(Page and application data records)
•••

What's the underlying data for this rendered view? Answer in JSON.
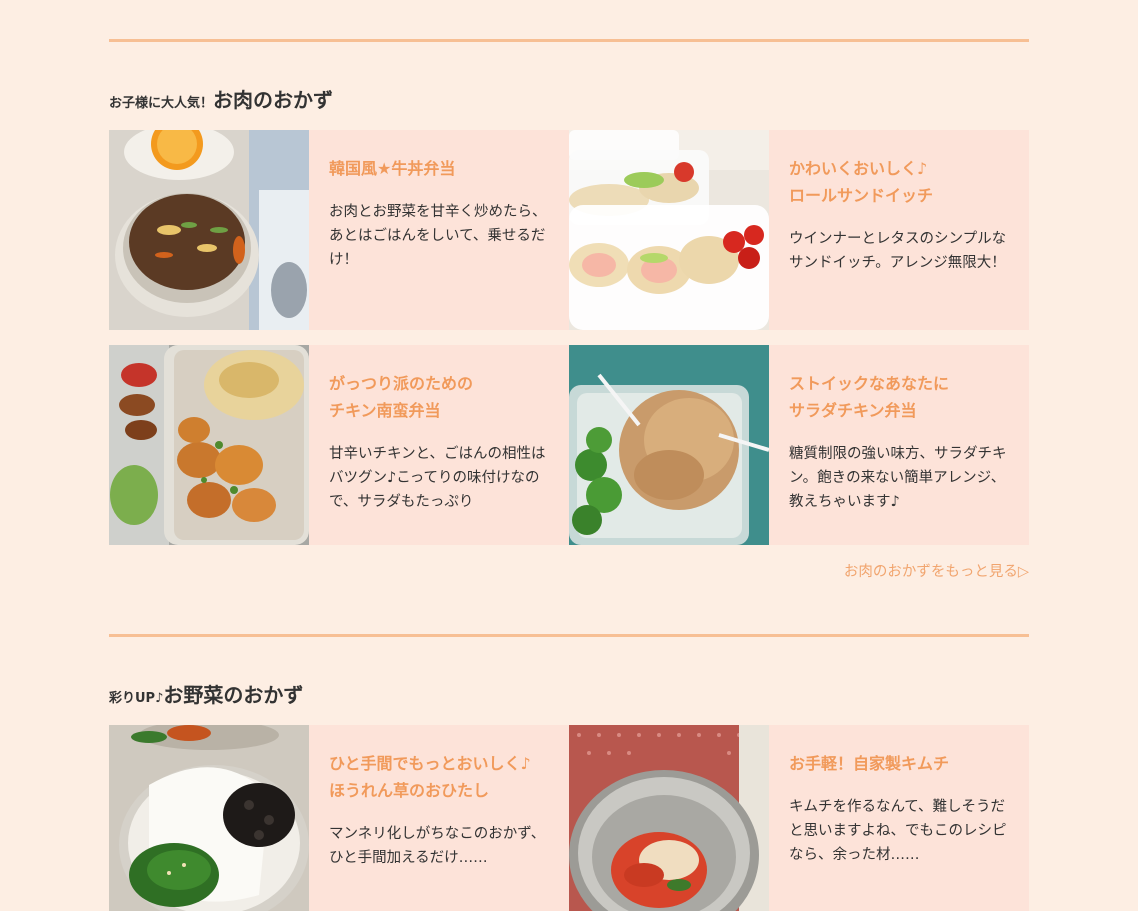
{
  "section1": {
    "title_small": "お子様に大人気！",
    "title_big": "お肉のおかず",
    "cards": [
      {
        "title": "韓国風★牛丼弁当",
        "text": "お肉とお野菜を甘辛く炒めたら、あとはごはんをしいて、乗せるだけ！",
        "image": "bulgogi-bento-photo"
      },
      {
        "title": "かわいくおいしく♪\nロールサンドイッチ",
        "text": "ウインナーとレタスのシンプルなサンドイッチ。アレンジ無限大！",
        "image": "roll-sandwich-photo"
      },
      {
        "title": "がっつり派のための\nチキン南蛮弁当",
        "text": "甘辛いチキンと、ごはんの相性はバツグン♪こってりの味付けなので、サラダもたっぷり",
        "image": "chicken-nanban-photo"
      },
      {
        "title": "ストイックなあなたに\nサラダチキン弁当",
        "text": "糖質制限の強い味方、サラダチキン。飽きの来ない簡単アレンジ、教えちゃいます♪",
        "image": "salad-chicken-photo"
      }
    ],
    "more_link": "お肉のおかずをもっと見る▷"
  },
  "section2": {
    "title_small": "彩りUP♪",
    "title_big": "お野菜のおかず",
    "cards": [
      {
        "title": "ひと手間でもっとおいしく♪\nほうれん草のおひたし",
        "text": "マンネリ化しがちなこのおかず、ひと手間加えるだけ……",
        "image": "spinach-ohitashi-photo"
      },
      {
        "title": "お手軽！自家製キムチ",
        "text": "キムチを作るなんて、難しそうだと思いますよね、でもこのレシピなら、余った材……",
        "image": "kimchi-photo"
      }
    ]
  },
  "colors": {
    "background": "#fdeee3",
    "card": "#fde3d9",
    "accent": "#f19a5b",
    "rule": "#f7bf94"
  }
}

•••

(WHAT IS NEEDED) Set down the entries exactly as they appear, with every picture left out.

(RESULT OF THE EXERCISE)
What's the underlying data for this rendered view? Answer in JSON.
{
  "section1": {
    "title_small": "お子様に大人気！",
    "title_big": "お肉のおかず",
    "cards": [
      {
        "title": "韓国風★牛丼弁当",
        "text": "お肉とお野菜を甘辛く炒めたら、あとはごはんをしいて、乗せるだけ！",
        "image": "bulgogi-bento-photo"
      },
      {
        "title": "かわいくおいしく♪\nロールサンドイッチ",
        "text": "ウインナーとレタスのシンプルなサンドイッチ。アレンジ無限大！",
        "image": "roll-sandwich-photo"
      },
      {
        "title": "がっつり派のための\nチキン南蛮弁当",
        "text": "甘辛いチキンと、ごはんの相性はバツグン♪こってりの味付けなので、サラダもたっぷり",
        "image": "chicken-nanban-photo"
      },
      {
        "title": "ストイックなあなたに\nサラダチキン弁当",
        "text": "糖質制限の強い味方、サラダチキン。飽きの来ない簡単アレンジ、教えちゃいます♪",
        "image": "salad-chicken-photo"
      }
    ],
    "more_link": "お肉のおかずをもっと見る▷"
  },
  "section2": {
    "title_small": "彩りUP♪",
    "title_big": "お野菜のおかず",
    "cards": [
      {
        "title": "ひと手間でもっとおいしく♪\nほうれん草のおひたし",
        "text": "マンネリ化しがちなこのおかず、ひと手間加えるだけ……",
        "image": "spinach-ohitashi-photo"
      },
      {
        "title": "お手軽！自家製キムチ",
        "text": "キムチを作るなんて、難しそうだと思いますよね、でもこのレシピなら、余った材……",
        "image": "kimchi-photo"
      }
    ]
  },
  "colors": {
    "background": "#fdeee3",
    "card": "#fde3d9",
    "accent": "#f19a5b",
    "rule": "#f7bf94"
  }
}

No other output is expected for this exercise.